posted by Jon_Evil at 7:29 PM on March 25, 2011 [2 favorites]

For membership in GS1 US, you must pay an initial fee of least $750 and then an annual maintenance fee of at least $150.

No no no! I know we definitely didn't pay that kind of money for a bar code. I believe most cd manufacturers already have the membership, no need for you to get one too. If the manufacturer you pick doesn't offer a UPC code option, look at getting one through a musician's service like CDBaby or Indie Artist Alliance. Shouldn't cost you more than $20.
posted by platinum at 7:32 PM on March 25, 2011

I am interested in knowing your answer to this. How many??

Ha!  I cannot tell you because I do not know. But it's up in the high severals.

Why this happens to your typical band/artist making their first CD these days IMHO:

1) it's super-easy to overestimate your audience's demand for your album, especially when there is a lack of previous empirical sales data (as in, how many units did your last album sell?), and;

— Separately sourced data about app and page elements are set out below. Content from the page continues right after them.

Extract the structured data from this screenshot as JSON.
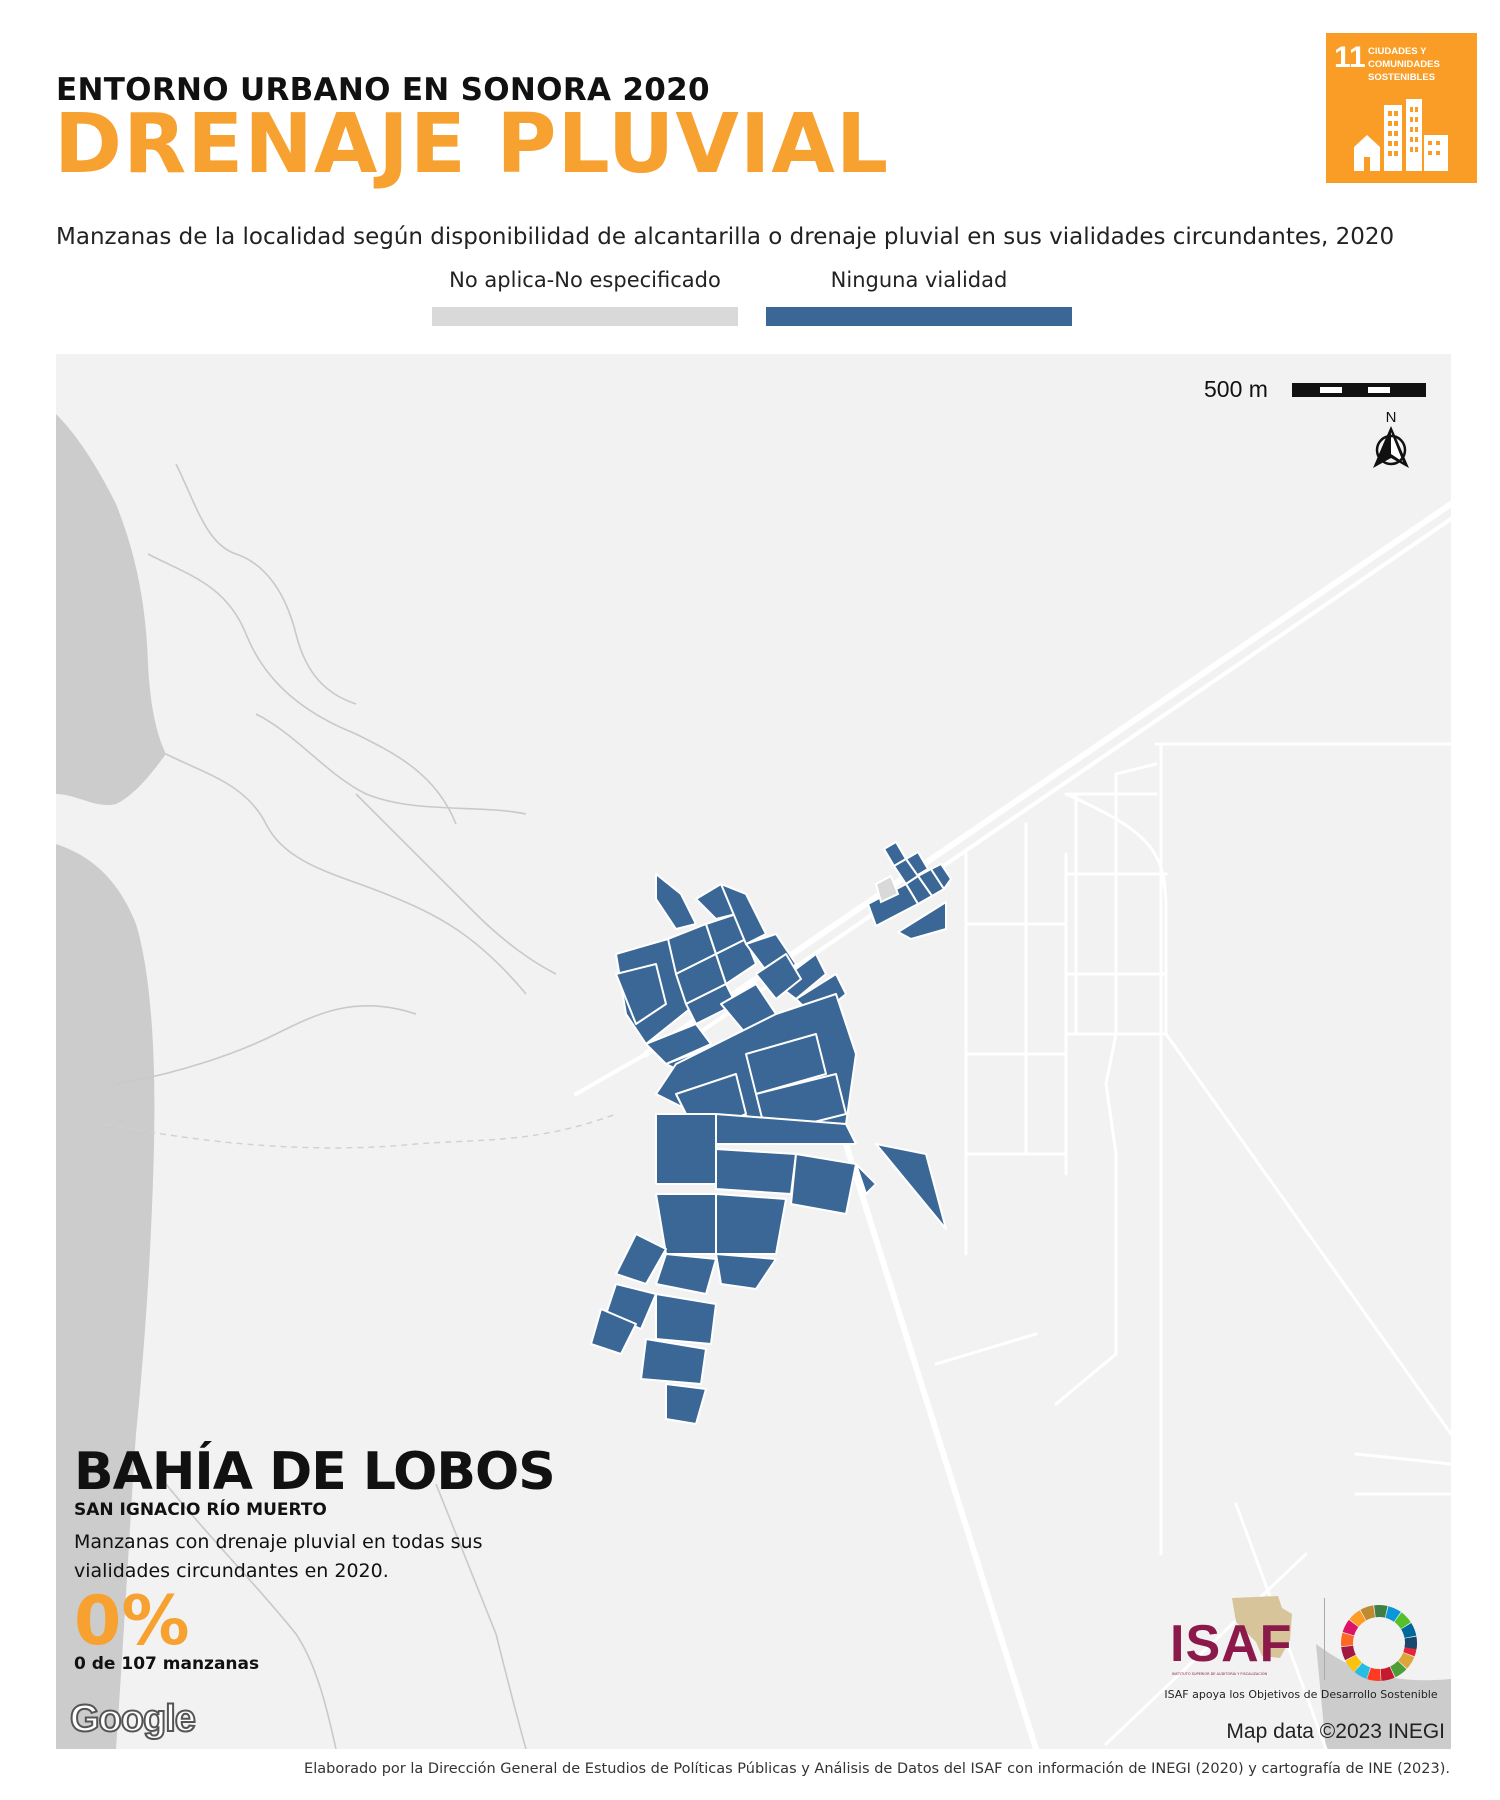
{
  "header": {
    "kicker": "ENTORNO URBANO EN SONORA 2020",
    "title": "DRENAJE PLUVIAL",
    "subtitle": "Manzanas de la localidad según disponibilidad de alcantarilla o drenaje pluvial en sus vialidades circundantes, 2020"
  },
  "sdg_badge": {
    "number": "11",
    "text": "Ciudades y comunidades sostenibles",
    "icon": "city-buildings-icon",
    "color": "#f99d26"
  },
  "legend": {
    "items": [
      {
        "label": "No aplica-No especificado",
        "color": "#d9d9d9"
      },
      {
        "label": "Ninguna vialidad",
        "color": "#3a6795"
      }
    ]
  },
  "map": {
    "scale_label": "500 m",
    "north_label": "N",
    "land_color": "#f2f2f2",
    "water_color": "#cccccc",
    "road_color": "#ffffff",
    "block_color": "#3a6795",
    "na_block_color": "#d9d9d9",
    "place_name": "BAHÍA DE LOBOS",
    "municipality": "SAN IGNACIO RÍO MUERTO",
    "stat_description": "Manzanas con drenaje pluvial en todas sus vialidades circundantes en 2020.",
    "stat_value": "0%",
    "stat_count": "0 de 107 manzanas",
    "google_label": "Google",
    "map_data": "Map data ©2023 INEGI"
  },
  "isaf": {
    "logo_text": "ISAF",
    "logo_subtext": "INSTITUTO SUPERIOR DE AUDITORÍA Y FISCALIZACIÓN",
    "tagline": "ISAF apoya los Objetivos de Desarrollo Sostenible"
  },
  "footer": {
    "text": "Elaborado por la Dirección General de Estudios de Políticas Públicas y Análisis de Datos del ISAF con información de INEGI (2020) y cartografía de INE (2023)."
  }
}
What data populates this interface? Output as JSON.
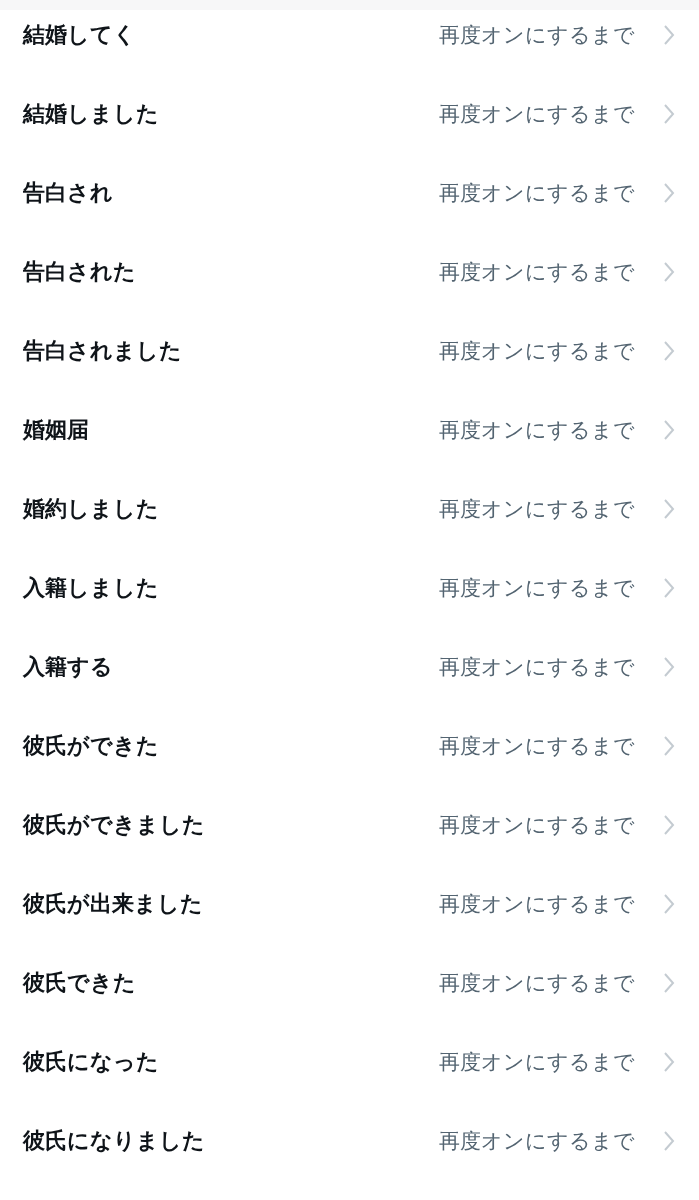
{
  "rows": [
    {
      "label": "結婚してく",
      "value": "再度オンにするまで"
    },
    {
      "label": "結婚しました",
      "value": "再度オンにするまで"
    },
    {
      "label": "告白され",
      "value": "再度オンにするまで"
    },
    {
      "label": "告白された",
      "value": "再度オンにするまで"
    },
    {
      "label": "告白されました",
      "value": "再度オンにするまで"
    },
    {
      "label": "婚姻届",
      "value": "再度オンにするまで"
    },
    {
      "label": "婚約しました",
      "value": "再度オンにするまで"
    },
    {
      "label": "入籍しました",
      "value": "再度オンにするまで"
    },
    {
      "label": "入籍する",
      "value": "再度オンにするまで"
    },
    {
      "label": "彼氏ができた",
      "value": "再度オンにするまで"
    },
    {
      "label": "彼氏ができました",
      "value": "再度オンにするまで"
    },
    {
      "label": "彼氏が出来ました",
      "value": "再度オンにするまで"
    },
    {
      "label": "彼氏できた",
      "value": "再度オンにするまで"
    },
    {
      "label": "彼氏になった",
      "value": "再度オンにするまで"
    },
    {
      "label": "彼氏になりました",
      "value": "再度オンにするまで"
    }
  ]
}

2) it's also REALLY super-easy these days to overestimate the general demand for a physical product as opposed to a digital one.

PLUS, the price difference between a short run of say 2-300 discs and a factory run of 1000 has, until pretty recently, been fairly negligible (by careful design I'm sure), which suckered people into "just going for the 1000 run". I've been hooked by this one myself.

These days though, tech advances have made short runs pretty competitive, so it's a lot easier to just pick up a few hundred CD's and see if your audience demand rises to your expectations or not before taking the plunge on a bulk order.
posted by Aquaman at 7:39 PM on March 25, 2011

Also totally what Jon_Evil said.
posted by Aquaman at 7:40 PM on March 25, 2011

Another corollary to the wisdom of touring is to bring a merch guy/roadie with you on tour, so when you're playing your awesome songs and somebody wants to buy that album NOW, they don't have to wait for you to finish playing and fighting your way through a bevy of adoring fans to make it back to the merch table. Especially when after playing an exhausting show, you'd much prefer to chill out and enjoy a beer, and not have to immediately jump into salesperson mode.

And for god's sake, make sure the merch person isn't any of your significant others.
posted by Jon_Evil at 7:50 PM on March 25, 2011

Another touring tip: get someone to draw/design you a great shirt or two. Print half as many CDs as you were thinking of, and use the leftover money to print more shirts. You can't download a shirt, and a lot of people would rather pick up a shirt than an album at a show, anyway. Don't overlook small posters (11"x17"), either. They're super-cheap to print, which makes them super-easy to sell or throw in for free with a shirt/record combo, and people love 'em.

In my experience selling stuff at metal shows, bands with really cool shirts/posters/patches/whatever sell them at a ratio of 2:1 or even 3:1 over music.
posted by vorfeed at 12:33 AM on March 26, 2011

« Older Brokeback iPhone   |   What kind of questions do I ask a potential... Newer »
This thread is closed to new comments.